Saints quarterback Drew Brees appeared on Thursday night’s show and bashed the league office for its handling of the case, accusing the NFL of caring more about paying lip service to player safety than about getting to the truth of what happened. And the truth, according to Brees, is that Saints players weren’t engaged in a pay-to-injure scheme, despite what the NFL may say.

“I mean, just the whole process itself and the investigation I feel like has been extremely unfair. Unfortunately, it seems like it’s been more of a media campaign than it is actually finding the truth to the matter,” Brees said. “Put forth the facts, the truth, and if indeed there was a pay-to-injure scheme, then people will get punished, and if there’s not, then let’s exonerate these men because, at this point, it seems like it’s a smear campaign. We’re dragging them through the mud. We’re ruining their reputations and careers with no true evidence.”

Those comments aren’t much different than the comments that Brees and other Saints players have made in other forums. But for Brees to go on what is normally a lighthearted comedy show and make those highly charged comments brings the message of the Saints players -- their belief that the NFL botched its bounty investigation -- to a new audience.

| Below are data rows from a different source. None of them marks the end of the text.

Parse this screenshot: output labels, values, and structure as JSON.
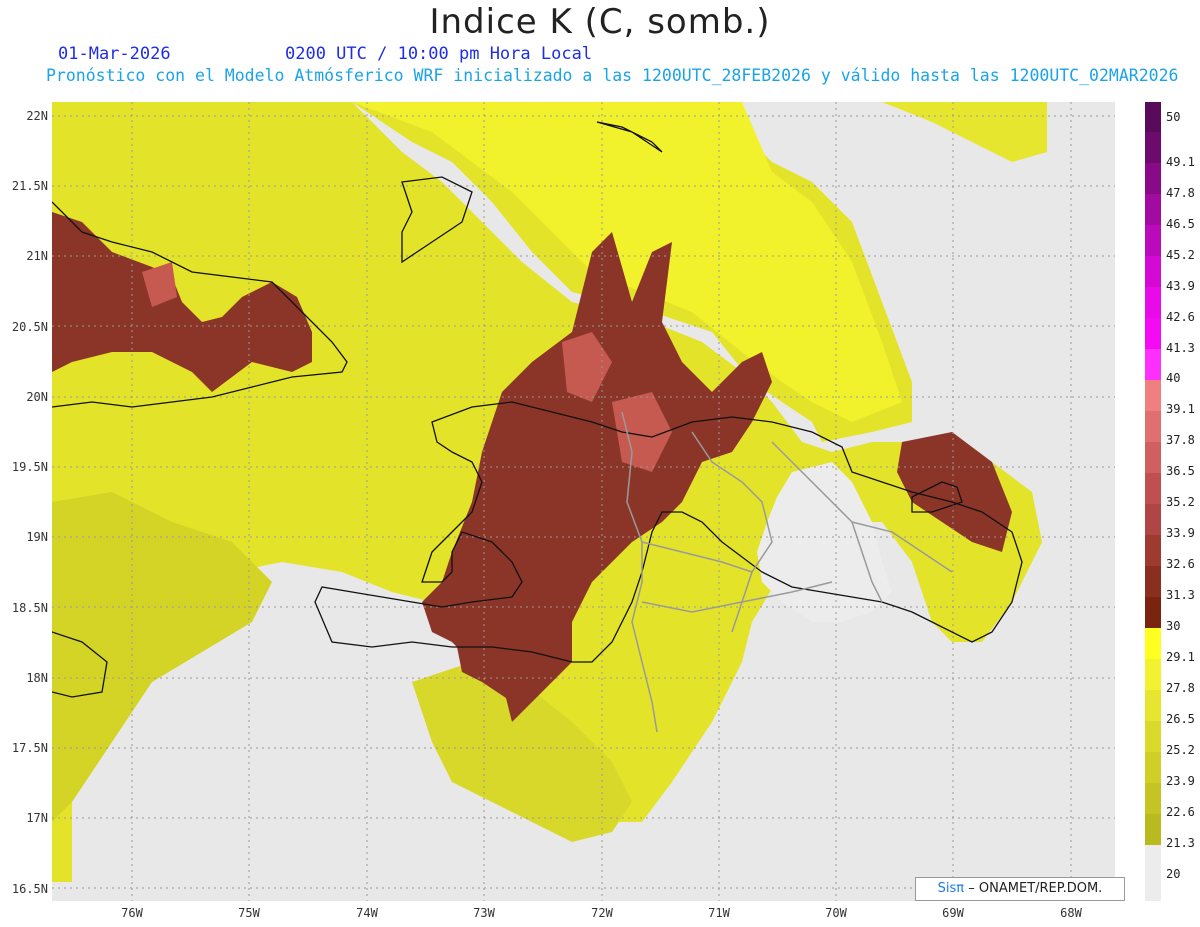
{
  "header": {
    "title": "Indice K (C, somb.)",
    "date": "01-Mar-2026",
    "time": "0200 UTC / 10:00 pm Hora Local",
    "forecast_line": "Pronóstico con el Modelo Atmósferico WRF inicializado a las 1200UTC_28FEB2026 y válido hasta las  1200UTC_02MAR2026"
  },
  "map": {
    "lat_labels": [
      "22N",
      "21.5N",
      "21N",
      "20.5N",
      "20N",
      "19.5N",
      "19N",
      "18.5N",
      "18N",
      "17.5N",
      "17N",
      "16.5N"
    ],
    "lon_labels": [
      "76W",
      "75W",
      "74W",
      "73W",
      "72W",
      "71W",
      "70W",
      "69W",
      "68W"
    ],
    "background_color": "#e8e8e8"
  },
  "colorbar": {
    "labels": [
      "50",
      "49.1",
      "47.8",
      "46.5",
      "45.2",
      "43.9",
      "42.6",
      "41.3",
      "40",
      "39.1",
      "37.8",
      "36.5",
      "35.2",
      "33.9",
      "32.6",
      "31.3",
      "30",
      "29.1",
      "27.8",
      "26.5",
      "25.2",
      "23.9",
      "22.6",
      "21.3",
      "20"
    ],
    "colors": [
      "#5a0a5a",
      "#6e0a6e",
      "#880a88",
      "#a20aa2",
      "#bb0abb",
      "#d40ad4",
      "#e80ae8",
      "#f50af5",
      "#ff30ff",
      "#f08080",
      "#e07070",
      "#d06060",
      "#c05050",
      "#b04545",
      "#9e3a30",
      "#8a2e20",
      "#7a2410",
      "#ffff22",
      "#f2f230",
      "#e6e630",
      "#dada2c",
      "#cfcf28",
      "#c4c424",
      "#b9b920",
      "#ececec"
    ]
  },
  "credit": {
    "logo": "Sisπ",
    "text": "– ONAMET/REP.DOM."
  }
}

And that’s the audience the league really has to be careful about alienating. The hard-core football fans who follow all the NFL news all offseason long love football so much that they’re going to watch when the season starts no matter what actions the league office may take. It’s the more casual football fans, the ones who only hear what’s going on in the NFL during the offseason when they happen to catch it on a show like Letterman’s, that the league risks losing. And when one of the NFL’s best and most popular players is openly questioning the league’s integrity to that kind of audience, that’s just the kind of offseason distraction the NFL hates.

Brees’s appearance wasn’t all about slamming the Saints, and there were some laughs along the way. Letterman got off a good line, telling Brees that if he’s fed up in New Orleans he can get a job with the Jets, and Brees drew laughs with his response, saying the Jets have enough quarterbacks already. But the takeaway that most Letterman viewers will have from Brees’s appearance is that he’s a smart, thoughtful player who is mad as hell about how the NFL has treated his team and his teammates.

When Roger Goodell talks about the importance of “protecting the the shield,” he’s not talking about ripping the league in a public forum. But that’s exactly what Brees did. And many viewers likely concluded that Brees is exactly right.